Read more

Visa Revocation – Not Just Related to Criminal Activity

Posted on 

Most people understand that if they are arrested, it is possible that their visas will be revoked.  DUIs, drug possession, domestic violence, shoplifting – these are just some of the situations in which individuals with valid visas have their visas revoked.  But what is less known – and understood – is that the Department of State has the ability to revoke visas for any reason in which eligibility is questioned.  In other words, the inquiry into whether an individual qualifies for a visa does not stop at the time of issuance; it is a process that can be – and often is – reactivated at any time after issuance.  In fact, we are seeing more revocations for non-criminal issues than criminal problems. So what leads to this re-examination of an individual’s eligibility? The trigger points for such a “verification reactivation” are numerous.  For example, consular officers conduct validation studies, checking…
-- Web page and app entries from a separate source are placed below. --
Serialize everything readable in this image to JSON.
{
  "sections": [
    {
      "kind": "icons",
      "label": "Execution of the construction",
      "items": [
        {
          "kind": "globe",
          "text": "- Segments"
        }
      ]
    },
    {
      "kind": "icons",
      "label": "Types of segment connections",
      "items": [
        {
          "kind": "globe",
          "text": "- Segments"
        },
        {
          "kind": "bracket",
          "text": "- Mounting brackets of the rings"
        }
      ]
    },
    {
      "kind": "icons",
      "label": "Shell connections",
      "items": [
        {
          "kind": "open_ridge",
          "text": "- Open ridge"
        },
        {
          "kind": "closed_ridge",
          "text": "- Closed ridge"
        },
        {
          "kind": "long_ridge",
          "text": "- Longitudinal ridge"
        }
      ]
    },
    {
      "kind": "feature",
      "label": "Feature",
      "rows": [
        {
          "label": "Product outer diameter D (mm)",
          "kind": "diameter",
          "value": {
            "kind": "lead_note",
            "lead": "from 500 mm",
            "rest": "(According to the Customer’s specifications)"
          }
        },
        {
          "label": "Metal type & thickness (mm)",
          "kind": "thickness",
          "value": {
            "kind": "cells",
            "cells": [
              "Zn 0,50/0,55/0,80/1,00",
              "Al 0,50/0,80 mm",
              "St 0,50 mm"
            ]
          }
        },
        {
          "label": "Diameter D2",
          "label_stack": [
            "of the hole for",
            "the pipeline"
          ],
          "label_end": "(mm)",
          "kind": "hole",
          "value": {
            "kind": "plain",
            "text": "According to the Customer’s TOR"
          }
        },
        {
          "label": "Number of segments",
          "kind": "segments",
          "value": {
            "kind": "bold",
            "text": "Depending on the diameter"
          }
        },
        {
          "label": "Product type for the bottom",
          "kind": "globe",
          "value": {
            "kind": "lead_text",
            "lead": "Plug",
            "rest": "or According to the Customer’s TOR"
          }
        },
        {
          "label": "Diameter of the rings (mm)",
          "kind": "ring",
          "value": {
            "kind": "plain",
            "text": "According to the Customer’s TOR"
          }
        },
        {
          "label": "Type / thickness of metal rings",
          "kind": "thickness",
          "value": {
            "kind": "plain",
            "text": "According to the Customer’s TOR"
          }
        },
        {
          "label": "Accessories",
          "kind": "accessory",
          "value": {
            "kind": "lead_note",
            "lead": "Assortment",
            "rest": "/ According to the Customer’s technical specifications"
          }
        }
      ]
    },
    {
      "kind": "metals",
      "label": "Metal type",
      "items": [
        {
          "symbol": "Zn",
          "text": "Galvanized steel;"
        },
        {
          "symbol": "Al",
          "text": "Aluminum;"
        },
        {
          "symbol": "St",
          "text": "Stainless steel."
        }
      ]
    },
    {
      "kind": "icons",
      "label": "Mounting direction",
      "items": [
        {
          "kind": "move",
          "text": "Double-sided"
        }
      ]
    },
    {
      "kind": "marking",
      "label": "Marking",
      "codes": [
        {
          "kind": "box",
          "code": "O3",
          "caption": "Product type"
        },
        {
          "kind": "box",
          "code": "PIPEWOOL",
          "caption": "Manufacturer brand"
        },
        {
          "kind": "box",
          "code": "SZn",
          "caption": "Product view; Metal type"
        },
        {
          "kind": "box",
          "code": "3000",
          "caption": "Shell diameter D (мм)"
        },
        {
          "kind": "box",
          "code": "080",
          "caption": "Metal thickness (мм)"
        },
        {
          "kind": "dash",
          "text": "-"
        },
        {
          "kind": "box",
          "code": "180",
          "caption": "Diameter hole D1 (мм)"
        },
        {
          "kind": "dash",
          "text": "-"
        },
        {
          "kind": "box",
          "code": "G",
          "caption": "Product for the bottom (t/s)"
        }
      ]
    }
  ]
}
Read more

Part 4: Hadi Deeb: Tsar-Consul of Uzbekistan – “Despite what you think, you really are not divorced.”

Posted on 

Mssrs. R, Y, K, K, and D each submitted entries for the DV-2018 Lottery during the registration period in the fall of 2016. They each had been divorced by an Uzbek court before the Lottery, so they indicated in their entries that they were divorced.  Each of them was selected as a winner. After attending their interviews and presenting the court decisions as evidence of their divorce, they were advised by consular staff that they were being refused immigrant visas because they had not picked up their divorce certificates from the local registration office prior to submission of their entries: as a result, in the eyes of the Embassy, they were not officially divorced when they completed their Lottery entries. While the Uzbek law on divorce is ambiguous, it has been in effect since 2011.  What is beyond dispute is that the issuance of a court decision renders the couple…

Read more

Part 3: Hadi Deeb: Tsar-Consul of Uzbekistan – “You are not proficient in your 3rd and 4th languages? Sorry, you are denied.”

Posted on 

The case of Mr. B is illustrative of the consular tyranny prevailing in Tashkent and how Mr. Deeb has apparently impacted Department of State decisionmakers in formulating visa policy. Mr. B. has a high school diploma and thereby satisfies the Diversity Visa education requirements.[1] He is of Tajik background and grew up in Uzbekistan, where he learned the Uzbek language.  Yet, when he attended his interview at the US Embassy in Tashkent, the consul tested not his knowledge of the Uzbek or Tajik languages, but his English- and Russian-language capabilities in violation of the State Department’s Foreign Affairs Manual: (b) A DV refusal must be based on evidence that the alien did not in fact obtain the required degree and not on your assessment of the alien’s knowledge level. You may not administer an exam, either oral or written, to test an applicant’s basic knowledge in order to determine whether…

Read more

Part 2: Hadi Deeb: Tsar-Consul of Uzbekistan – A Stillborn Baby, An Infertile Woman, and “Why aren’t you Married?”

Posted on 

As background, some information about the Diversity Lottery is in order. The State Department administers the Diversity Lottery program, which allows for individuals from low-immigration countries with a high-school education or its equivalent or certain work experience to qualify to immigrate to the United States.[1] Every year, more than 10 million individuals from all over the world participate, with approximately 100,000 selected to pursue the 50,000 visas available. The popularity of the Diversity Lottery extends to the citizens of Uzbekistan, a poor, predominantly Muslim country in Central Asia. The annual Lottery is held in three stages: 1) a registration period, in which individuals submit their entries (in the fall); 2) selection and notification of the winners (spring); and 3) visa interviews/adjustment of status process (starting on October 1), at which time nonrefundable processing fees are paid. For selectees processing overseas, they must receive immigrant visas by September 30, or before…

Read more